The Maritime Union of Australia has expressed solidarity with the crew of the Araluen Spirit, who are taking a stand for their livelihood - and the broader principle of Australian jobs - by refusing to sail the vessel on its last Australian voyage.
Shell has announced it will remove the ship from the Australian coast and replace it with cheap flag of convenience ships and foreign labour in a bid to cut costs.
This is despite the fact the total maritime trade around Australia in refined petroleum products - petrol, diesel, jet fuel - grew by 38 per cent between 2004-5 and 2009-10.
The MUA is supporting each individual seafarer occupying the Araluen Spirit in their stand to protect their jobs in what is clearly still a profitable business.
"The MUA stands in solidarity with each of these seafarers and their individual decision to take a stand aboard the Araluen Spirit," MUA National Secretary Paddy Crumlin said.
"Shell is an economic colossus. The company made a global profit of $18.6bn USD in2010 - that's enough money to pay an Australian seafarer's annual wage every three minutes."

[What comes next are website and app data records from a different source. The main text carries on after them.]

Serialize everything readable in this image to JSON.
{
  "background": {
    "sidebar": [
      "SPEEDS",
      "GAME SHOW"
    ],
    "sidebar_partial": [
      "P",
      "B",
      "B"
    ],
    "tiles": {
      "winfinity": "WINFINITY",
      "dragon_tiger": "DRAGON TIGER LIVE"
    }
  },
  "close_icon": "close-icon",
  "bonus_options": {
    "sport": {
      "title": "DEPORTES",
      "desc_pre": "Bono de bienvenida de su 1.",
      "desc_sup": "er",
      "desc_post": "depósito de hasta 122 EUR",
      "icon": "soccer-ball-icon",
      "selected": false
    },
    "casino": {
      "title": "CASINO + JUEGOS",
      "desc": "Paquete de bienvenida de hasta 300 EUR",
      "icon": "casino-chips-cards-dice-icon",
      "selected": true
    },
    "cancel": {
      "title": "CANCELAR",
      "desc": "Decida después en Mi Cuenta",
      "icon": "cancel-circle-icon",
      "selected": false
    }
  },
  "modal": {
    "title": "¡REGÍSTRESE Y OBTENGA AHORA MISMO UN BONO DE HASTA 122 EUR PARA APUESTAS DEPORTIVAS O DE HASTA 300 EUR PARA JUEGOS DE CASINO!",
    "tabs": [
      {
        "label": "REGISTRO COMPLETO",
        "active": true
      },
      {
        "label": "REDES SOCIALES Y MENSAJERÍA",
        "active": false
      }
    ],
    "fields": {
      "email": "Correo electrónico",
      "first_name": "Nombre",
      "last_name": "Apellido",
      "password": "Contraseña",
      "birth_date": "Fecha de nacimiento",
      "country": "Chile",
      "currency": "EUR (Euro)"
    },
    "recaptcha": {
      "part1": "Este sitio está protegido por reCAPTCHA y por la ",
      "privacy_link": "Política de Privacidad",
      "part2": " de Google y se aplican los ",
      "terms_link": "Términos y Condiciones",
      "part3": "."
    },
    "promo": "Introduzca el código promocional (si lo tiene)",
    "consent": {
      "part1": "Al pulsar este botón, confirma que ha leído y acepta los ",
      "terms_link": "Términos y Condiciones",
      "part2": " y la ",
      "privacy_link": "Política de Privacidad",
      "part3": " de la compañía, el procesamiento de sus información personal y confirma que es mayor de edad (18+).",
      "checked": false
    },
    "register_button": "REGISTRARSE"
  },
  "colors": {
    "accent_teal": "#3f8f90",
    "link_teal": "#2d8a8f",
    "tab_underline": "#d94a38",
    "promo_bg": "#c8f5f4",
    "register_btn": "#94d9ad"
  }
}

The MUA has written to Shell, asking them to sign a Memorandum of Agreement to seek a commitment regarding replacement of the vessel or the company's directing of Single Voyage Permits (SVPs) to an Australian-crewed tanker operator.
"The MUA believes there exists future opportunities for Shell or another operator to re-engage the Araluen Spirit or an appropriate sized tanker into the Australian licenced coastal trade," Mr Crumlin said.
"We are also calling on the Federal Government to step up to the plate and provide greater transparency on the significant number of single voyage permits used in Australia's coastal trade so we can determine where Australian workers can be employed instead."
Mr Crumlin said the risks associated with the greater use of foreign flagged ships have been highlighted by the Rena, which began spilling more than 300 tonnes of oil in New Zealand's pristine Bay of Plenty on October 5.
Mr Crumlin said both cases typified the 'race to the bottom' that has emerged in international shipping, reinforcing the need for comprehensive industry reform and as a result, the re-emergence of ships sailing under the Australian flag.
"The case of both the Rena and the Araluen demonstrate in clear terms why we need to clean up Australian shipping and make it harder for fly-by-night charlatans to abuse workers and the environment," he said.
"No doubt people will also recall the grounding of the Pasha Bulker in Newcastle in 2007 and the Shen Neng 1 just east of Great Keppel Island in 2010. Only comprehensive industry reform will lift the bar for workers, communities and the environment."